Guru Careers: Software Developer / C# Developer

£40-50K: Guru Careers: We are seeking an experienced Software / C# Developer w...

Neil Pavier: Management Accountant

£45,000 - £55,000: Neil Pavier: Are you looking for your next opportunity for ...

Sheridan Maine: Commercial Accountant

£45,000 - £55,000: Sheridan Maine: Are you a newly qualified ACA/ACCA/ACMA qua...

Laura Norton: Project Accountant

£50,000 - £60,000: Laura Norton: Are you looking for an opportunity within a w...

Day In a Page

Abuse - and the hell that came afterwards

Abuse - and the hell that follows

James Rhodes on the extraordinary legal battle to publish his memoir
Why we need a 'tranquility map' of England, according to campaigners

It's oh so quiet!

The case for a 'tranquility map' of England
'Timeless fashion': It may be a paradox, but the industry loves it

'Timeless fashion'

It may be a paradox, but the industry loves it
If the West needs a bridge to the 'moderates' inside Isis, maybe we could have done with Osama bin Laden staying alive after all

Could have done with Osama bin Laden staying alive?

Robert Fisk on the Fountainheads of World Evil in 2011 - and 2015
New exhibition celebrates the evolution of swimwear

Evolution of swimwear

From bathing dresses in the twenties to modern bikinis
Sun, sex and an anthropological study: One British academic's summer of hell in Magaluf

Sun, sex and an anthropological study

One academic’s summer of hell in Magaluf
From Shakespeare to Rising Damp... to Vicious

Frances de la Tour's 50-year triumph

'Rising Damp' brought De la Tour such recognition that she could be forgiven if she'd never been able to move on. But at 70, she continues to flourish - and to beguile
'That Whitsun, I was late getting away...'

Ian McMillan on the Whitsun Weddings

This weekend is Whitsun, and while the festival may no longer resonate, Larkin's best-loved poem, lives on - along with the train journey at the heart of it
Kathryn Williams explores the works and influences of Sylvia Plath in a new light

Songs from the bell jar

Kathryn Williams explores the works and influences of Sylvia Plath
How one man's day in high heels showed him that Cannes must change its 'no flats' policy

One man's day in high heels

...showed him that Cannes must change its 'flats' policy
Is a quiet crusade to reform executive pay bearing fruit?

Is a quiet crusade to reform executive pay bearing fruit?

Dominic Rossi of Fidelity says his pressure on business to control rewards is working.
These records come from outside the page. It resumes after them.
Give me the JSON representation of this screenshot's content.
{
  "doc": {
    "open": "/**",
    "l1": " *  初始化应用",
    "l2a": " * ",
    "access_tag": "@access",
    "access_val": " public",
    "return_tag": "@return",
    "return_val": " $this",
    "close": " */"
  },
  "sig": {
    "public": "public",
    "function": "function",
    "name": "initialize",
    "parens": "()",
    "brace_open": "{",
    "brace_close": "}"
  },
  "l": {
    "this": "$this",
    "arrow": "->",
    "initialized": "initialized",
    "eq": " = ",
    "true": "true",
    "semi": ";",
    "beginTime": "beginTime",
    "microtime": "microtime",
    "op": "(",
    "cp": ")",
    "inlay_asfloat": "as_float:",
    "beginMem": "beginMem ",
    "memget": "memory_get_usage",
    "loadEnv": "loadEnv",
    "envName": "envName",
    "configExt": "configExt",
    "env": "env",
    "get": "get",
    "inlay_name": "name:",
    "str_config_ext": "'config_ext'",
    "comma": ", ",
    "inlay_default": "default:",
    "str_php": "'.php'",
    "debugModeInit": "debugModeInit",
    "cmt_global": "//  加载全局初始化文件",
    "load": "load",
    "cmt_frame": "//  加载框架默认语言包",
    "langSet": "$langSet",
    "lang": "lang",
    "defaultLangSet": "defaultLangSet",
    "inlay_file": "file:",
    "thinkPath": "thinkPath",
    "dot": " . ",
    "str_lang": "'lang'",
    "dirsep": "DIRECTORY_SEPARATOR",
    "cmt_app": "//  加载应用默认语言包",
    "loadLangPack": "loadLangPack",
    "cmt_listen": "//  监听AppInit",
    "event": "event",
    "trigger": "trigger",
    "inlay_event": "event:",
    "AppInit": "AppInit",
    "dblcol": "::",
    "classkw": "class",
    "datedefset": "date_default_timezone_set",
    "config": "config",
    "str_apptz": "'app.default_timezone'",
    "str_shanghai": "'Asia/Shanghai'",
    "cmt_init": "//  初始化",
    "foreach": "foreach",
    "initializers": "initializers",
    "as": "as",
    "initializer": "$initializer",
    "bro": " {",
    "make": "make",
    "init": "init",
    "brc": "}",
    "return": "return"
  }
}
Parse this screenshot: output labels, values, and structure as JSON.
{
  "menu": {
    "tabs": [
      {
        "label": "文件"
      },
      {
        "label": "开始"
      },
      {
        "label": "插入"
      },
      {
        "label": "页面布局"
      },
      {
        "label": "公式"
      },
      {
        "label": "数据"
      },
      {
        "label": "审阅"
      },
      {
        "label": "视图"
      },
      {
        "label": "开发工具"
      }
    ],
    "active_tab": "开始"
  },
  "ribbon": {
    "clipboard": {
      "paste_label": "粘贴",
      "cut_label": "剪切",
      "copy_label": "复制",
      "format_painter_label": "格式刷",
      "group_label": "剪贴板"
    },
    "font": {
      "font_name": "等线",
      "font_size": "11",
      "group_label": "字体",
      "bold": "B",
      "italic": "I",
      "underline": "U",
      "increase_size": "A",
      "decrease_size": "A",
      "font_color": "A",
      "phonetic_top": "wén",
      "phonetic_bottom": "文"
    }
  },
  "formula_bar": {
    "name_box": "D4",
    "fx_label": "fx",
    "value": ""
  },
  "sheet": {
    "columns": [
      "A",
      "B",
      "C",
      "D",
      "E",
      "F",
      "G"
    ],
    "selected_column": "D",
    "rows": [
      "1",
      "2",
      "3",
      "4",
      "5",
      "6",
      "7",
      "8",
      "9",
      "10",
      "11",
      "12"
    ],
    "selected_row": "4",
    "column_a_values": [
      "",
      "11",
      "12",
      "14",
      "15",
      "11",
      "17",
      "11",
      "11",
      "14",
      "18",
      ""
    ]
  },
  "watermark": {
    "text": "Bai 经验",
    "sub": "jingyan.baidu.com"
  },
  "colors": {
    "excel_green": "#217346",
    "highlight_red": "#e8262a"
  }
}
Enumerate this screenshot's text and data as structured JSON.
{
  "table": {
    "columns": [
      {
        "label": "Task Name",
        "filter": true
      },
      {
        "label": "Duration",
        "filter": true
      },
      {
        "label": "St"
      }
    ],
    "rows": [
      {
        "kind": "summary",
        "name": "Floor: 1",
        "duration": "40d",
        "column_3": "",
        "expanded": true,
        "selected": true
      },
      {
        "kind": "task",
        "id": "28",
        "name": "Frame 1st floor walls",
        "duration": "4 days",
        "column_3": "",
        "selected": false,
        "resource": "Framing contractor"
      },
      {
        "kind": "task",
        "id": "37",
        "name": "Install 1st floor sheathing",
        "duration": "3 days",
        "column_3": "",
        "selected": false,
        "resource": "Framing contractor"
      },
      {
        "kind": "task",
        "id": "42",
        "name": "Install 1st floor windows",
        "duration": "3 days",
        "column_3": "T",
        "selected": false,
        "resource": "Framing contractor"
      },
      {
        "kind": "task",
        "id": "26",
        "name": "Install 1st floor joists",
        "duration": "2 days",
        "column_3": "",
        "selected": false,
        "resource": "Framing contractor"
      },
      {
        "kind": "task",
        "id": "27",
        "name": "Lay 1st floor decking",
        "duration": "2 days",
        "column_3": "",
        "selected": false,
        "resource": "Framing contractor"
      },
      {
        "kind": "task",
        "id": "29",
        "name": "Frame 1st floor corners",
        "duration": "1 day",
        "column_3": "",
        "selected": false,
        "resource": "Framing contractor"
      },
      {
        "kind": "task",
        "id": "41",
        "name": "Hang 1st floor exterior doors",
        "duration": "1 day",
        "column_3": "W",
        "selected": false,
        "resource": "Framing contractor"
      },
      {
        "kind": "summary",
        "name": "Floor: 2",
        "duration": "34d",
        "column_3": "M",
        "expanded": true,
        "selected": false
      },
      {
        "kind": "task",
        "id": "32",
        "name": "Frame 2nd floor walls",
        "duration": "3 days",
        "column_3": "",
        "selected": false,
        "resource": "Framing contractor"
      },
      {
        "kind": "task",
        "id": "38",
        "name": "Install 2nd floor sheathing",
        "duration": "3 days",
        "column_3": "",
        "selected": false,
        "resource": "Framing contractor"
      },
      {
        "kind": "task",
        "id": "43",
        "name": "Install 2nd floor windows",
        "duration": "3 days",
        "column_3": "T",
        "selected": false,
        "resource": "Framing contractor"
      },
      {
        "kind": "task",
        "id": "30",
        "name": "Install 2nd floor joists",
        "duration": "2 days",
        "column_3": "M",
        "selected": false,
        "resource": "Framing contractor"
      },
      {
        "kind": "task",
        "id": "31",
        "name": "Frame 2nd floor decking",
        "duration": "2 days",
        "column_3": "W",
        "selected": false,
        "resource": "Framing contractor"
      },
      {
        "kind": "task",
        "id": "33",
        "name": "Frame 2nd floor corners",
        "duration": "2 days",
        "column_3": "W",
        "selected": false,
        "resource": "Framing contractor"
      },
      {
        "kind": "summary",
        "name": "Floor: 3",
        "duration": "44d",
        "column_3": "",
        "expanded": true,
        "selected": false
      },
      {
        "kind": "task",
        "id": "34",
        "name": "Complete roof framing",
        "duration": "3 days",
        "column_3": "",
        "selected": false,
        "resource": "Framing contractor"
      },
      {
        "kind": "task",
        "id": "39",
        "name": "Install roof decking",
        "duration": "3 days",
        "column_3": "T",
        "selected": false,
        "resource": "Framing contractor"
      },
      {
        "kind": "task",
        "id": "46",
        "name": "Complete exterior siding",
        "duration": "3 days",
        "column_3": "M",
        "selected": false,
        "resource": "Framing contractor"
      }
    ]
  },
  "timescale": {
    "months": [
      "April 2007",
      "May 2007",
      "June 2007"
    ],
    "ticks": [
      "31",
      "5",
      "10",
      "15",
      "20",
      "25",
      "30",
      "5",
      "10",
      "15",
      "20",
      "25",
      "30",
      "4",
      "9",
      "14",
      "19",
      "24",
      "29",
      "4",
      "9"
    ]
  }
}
But why aren’t other fund managers helping?
The King David Hotel gives precious work to Palestinians - unless peace talks are on

King David Hotel: Palestinians not included

The King David is special to Jerusalem. Nick Kochan checked in and discovered it has some special arrangements, too
More people moving from Australia to New Zealand than in the other direction for first time in 24 years

End of the Aussie brain drain

More people moving from Australia to New Zealand than in the other direction for first time in 24 years
Meditation is touted as a cure for mental instability but can it actually be bad for you?

Can meditation be bad for you?

Researching a mass murder, Dr Miguel Farias discovered that, far from bringing inner peace, meditation can leave devotees in pieces
Eurovision 2015: Australians will be cheering on their first-ever entrant this Saturday

Australia's first-ever Eurovision entrant

Australia, a nation of kitsch-worshippers, has always loved the Eurovision Song Contest. Maggie Alderson says it'll fit in fine